30 years ago Carlsberg asked us to develop a system for inspecting beer crates.
The breweries wanted two different inspections in order to avoid production stops on the bottling lines, and to ensure that the right crates were used. It was not good if a crate from a competing brewery was allowed to enter the line and eventually come out in the other end with beers in a wrong crate.
On arrival the crates are automatically emptied and washed. The next stage is inspection where a camera looks down in the crate to find stuck bottles or debris. Also the top of the crate is analysed to find broken handles. A second camera identifies the brand name on the side of the crate. Getting wrong crates back to the bottling line is a very Danish problem. Our standard 30 piece plastic crate is used by everyone. Abroad it is very different. The drivers delivering the beer crates to retail will only take their own crates back.
Getting wrong crates back to the bottling line is a very Danish problem.
Our attempt to sell the crate inspection in UK and Germany was a total failure.
It took a long time before I realized why. The crate inspection is quite difficult. The main challenges are all the dents and defects that are acceptable, and the small defects that are critical. An aligned but broken handle will only show a minute crack. It can cause severe pain when lifting the crate. If the handle opens and closes again it can take a good bite of your hand.
We delivered more than 20 systems over the years, but today most beers are delivered in cans.

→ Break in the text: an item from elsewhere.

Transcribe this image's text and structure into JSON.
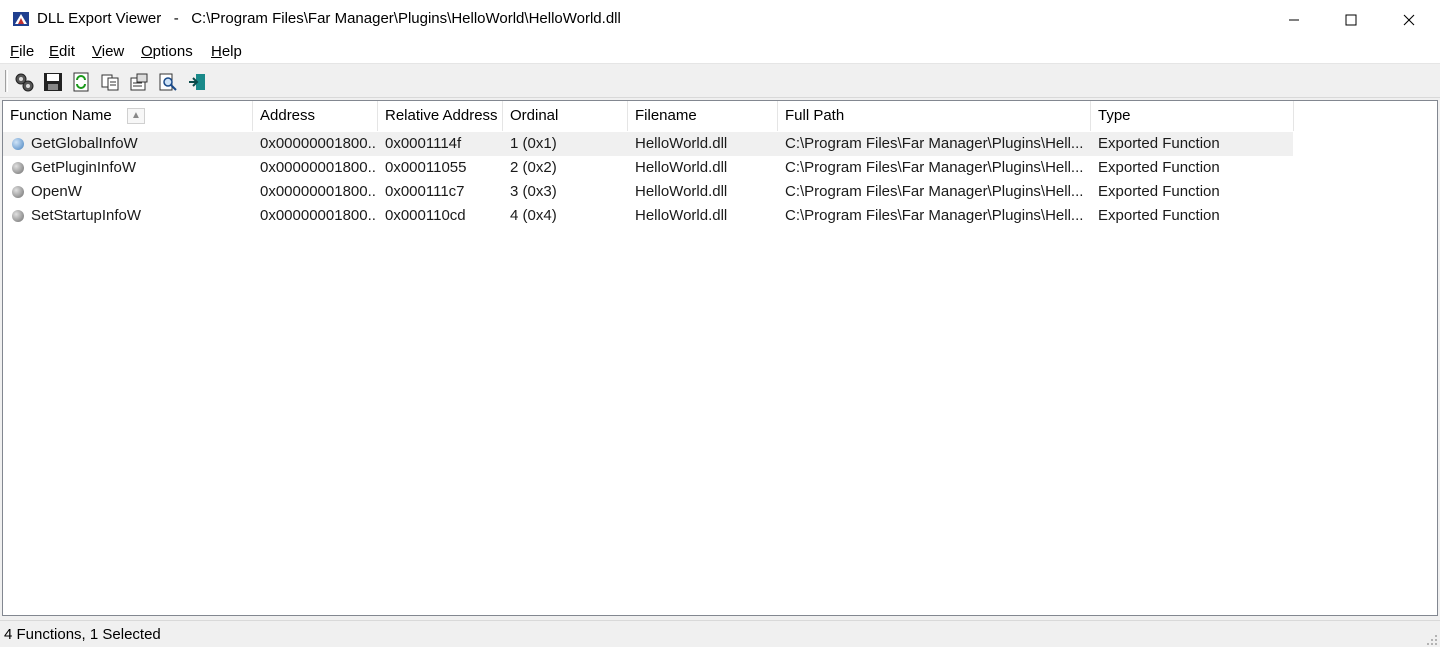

There is not much need for crate inspection these days, but…
It is probably the best beer crate inspection system in the world.